Album review: Erykah Badu's 'New Amerykah Part Two: Return of the Ankh'
With "New Amerykah Part One: 4th World War," Erykah Badu sent imagined political futures raging through our collective conscious. Released in 2008, when Bush was still in the White House, Badu funneled her fears into an exotic underworld.
Now with Obama in the White House and a new healthcare bill passed, perhaps Badu feels that her worries have been temporarily assuaged, allowing her to focus again on the timeless subject of love and self-evolution. Whether the specifics involve being needed or wanting to fly away, lusting for someone or letting go, "New Amerykah Part Two: Return of the Ankh" is a velvety, but still appealingly odd, exploration that feels more like a casual counterweight than a heady sequel.
Buzzing and fluttering with synths, harp, piano and almost-subliminal samples that pump in fuzzy, nostalgic soul, "Return of the Ankh" roams far and wide.
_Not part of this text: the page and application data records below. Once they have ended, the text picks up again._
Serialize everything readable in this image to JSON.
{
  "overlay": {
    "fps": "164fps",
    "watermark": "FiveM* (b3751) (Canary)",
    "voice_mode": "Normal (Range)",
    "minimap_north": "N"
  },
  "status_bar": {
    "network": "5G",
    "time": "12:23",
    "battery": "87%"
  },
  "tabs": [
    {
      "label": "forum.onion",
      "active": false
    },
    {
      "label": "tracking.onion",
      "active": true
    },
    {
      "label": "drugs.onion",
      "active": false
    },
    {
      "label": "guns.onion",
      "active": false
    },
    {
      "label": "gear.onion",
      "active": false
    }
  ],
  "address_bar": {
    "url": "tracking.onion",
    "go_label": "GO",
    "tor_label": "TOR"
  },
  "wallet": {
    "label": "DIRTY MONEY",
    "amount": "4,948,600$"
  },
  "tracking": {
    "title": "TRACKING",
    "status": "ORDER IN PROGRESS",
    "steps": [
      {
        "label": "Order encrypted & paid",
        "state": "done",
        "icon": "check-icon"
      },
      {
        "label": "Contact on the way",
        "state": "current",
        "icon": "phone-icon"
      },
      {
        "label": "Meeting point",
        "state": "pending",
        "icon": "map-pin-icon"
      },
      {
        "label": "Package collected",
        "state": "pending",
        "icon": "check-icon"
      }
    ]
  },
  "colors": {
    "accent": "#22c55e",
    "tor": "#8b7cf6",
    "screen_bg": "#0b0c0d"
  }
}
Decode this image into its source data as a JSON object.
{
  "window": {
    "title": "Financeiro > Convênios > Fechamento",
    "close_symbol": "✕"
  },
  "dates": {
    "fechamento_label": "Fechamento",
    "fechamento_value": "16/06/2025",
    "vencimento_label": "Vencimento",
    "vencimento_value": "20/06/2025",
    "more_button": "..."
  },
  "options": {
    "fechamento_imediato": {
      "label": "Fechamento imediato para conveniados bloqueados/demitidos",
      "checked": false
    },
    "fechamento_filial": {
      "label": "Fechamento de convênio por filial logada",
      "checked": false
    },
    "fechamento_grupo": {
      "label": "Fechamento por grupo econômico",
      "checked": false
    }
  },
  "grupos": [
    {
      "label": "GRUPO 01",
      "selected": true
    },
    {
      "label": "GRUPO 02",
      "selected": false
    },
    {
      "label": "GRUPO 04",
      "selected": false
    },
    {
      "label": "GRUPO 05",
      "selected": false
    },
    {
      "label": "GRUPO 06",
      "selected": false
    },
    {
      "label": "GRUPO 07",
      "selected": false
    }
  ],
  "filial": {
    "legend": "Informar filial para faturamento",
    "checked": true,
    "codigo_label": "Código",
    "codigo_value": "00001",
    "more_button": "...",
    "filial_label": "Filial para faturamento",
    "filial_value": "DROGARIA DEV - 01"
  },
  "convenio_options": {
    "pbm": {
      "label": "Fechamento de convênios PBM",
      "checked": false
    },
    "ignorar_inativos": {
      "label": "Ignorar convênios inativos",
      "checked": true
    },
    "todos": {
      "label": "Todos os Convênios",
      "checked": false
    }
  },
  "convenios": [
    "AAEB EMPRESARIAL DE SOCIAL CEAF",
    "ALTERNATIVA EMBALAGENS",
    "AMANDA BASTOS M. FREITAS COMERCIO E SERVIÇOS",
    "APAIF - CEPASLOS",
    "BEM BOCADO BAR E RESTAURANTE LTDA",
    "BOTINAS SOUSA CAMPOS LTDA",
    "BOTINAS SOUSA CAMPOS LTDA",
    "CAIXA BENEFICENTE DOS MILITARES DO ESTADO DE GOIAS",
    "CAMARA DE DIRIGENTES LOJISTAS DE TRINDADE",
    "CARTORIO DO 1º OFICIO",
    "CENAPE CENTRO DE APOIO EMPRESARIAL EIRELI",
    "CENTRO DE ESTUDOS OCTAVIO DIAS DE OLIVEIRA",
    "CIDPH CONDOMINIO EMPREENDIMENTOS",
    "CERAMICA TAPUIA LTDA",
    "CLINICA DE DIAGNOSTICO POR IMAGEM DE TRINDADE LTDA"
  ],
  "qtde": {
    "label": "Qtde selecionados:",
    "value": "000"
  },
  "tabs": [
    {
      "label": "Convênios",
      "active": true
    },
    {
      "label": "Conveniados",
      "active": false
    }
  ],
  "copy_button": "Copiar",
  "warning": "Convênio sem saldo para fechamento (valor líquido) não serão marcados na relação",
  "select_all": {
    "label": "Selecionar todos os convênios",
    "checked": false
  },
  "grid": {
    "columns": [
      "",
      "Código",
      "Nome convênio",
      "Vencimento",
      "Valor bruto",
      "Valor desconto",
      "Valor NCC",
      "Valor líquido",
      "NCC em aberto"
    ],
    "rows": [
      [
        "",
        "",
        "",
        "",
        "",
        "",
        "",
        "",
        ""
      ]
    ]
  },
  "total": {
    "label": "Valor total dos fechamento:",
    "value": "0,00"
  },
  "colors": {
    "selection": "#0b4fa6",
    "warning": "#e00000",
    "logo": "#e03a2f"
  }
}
The music beneath her benefits from detail-oriented producers, including MadLib, the late J Dilla and James Poyser, the last of whom elevates "Window Seat," with Badu co-producing, into a juicy slice of escapism but with the security of someone missing you back home.
The middle of the album is cut with a computerized vocal declaring that humankind only experiences two emotions, fear and love, kicking off a three-song suite. "Love" is the most simple, with Badu multiplying her voice into a cooing chorus over chilled-out funk.
In "You Loving Me," the singer enjoys the spoils of the good life while sleeping with a lover's friends. "That's terrible, isn't it," she chuckles at the end, wise to the fact that it's just one iteration of a long story.
The next song, "Fall in Love (your funeral)" warns a man not to pursue her lest he wants his life rearranged. Over a come-hither groove with nervous, twittering synths and the occasional whoop of an alarm, she purrs, "You gotta change jobs, change gods or you better get on away from here."
By the end, Badu is ready for a confession over lounge piano: "I'm a recovering undercover over-lover." If only all of our addictions could sound as gorgeous as hers. Let the relapse begin.
-- Margaret Wappler
"New Amerykah Part Two: Return of the Ankh"
Three and a half stars (Out of four)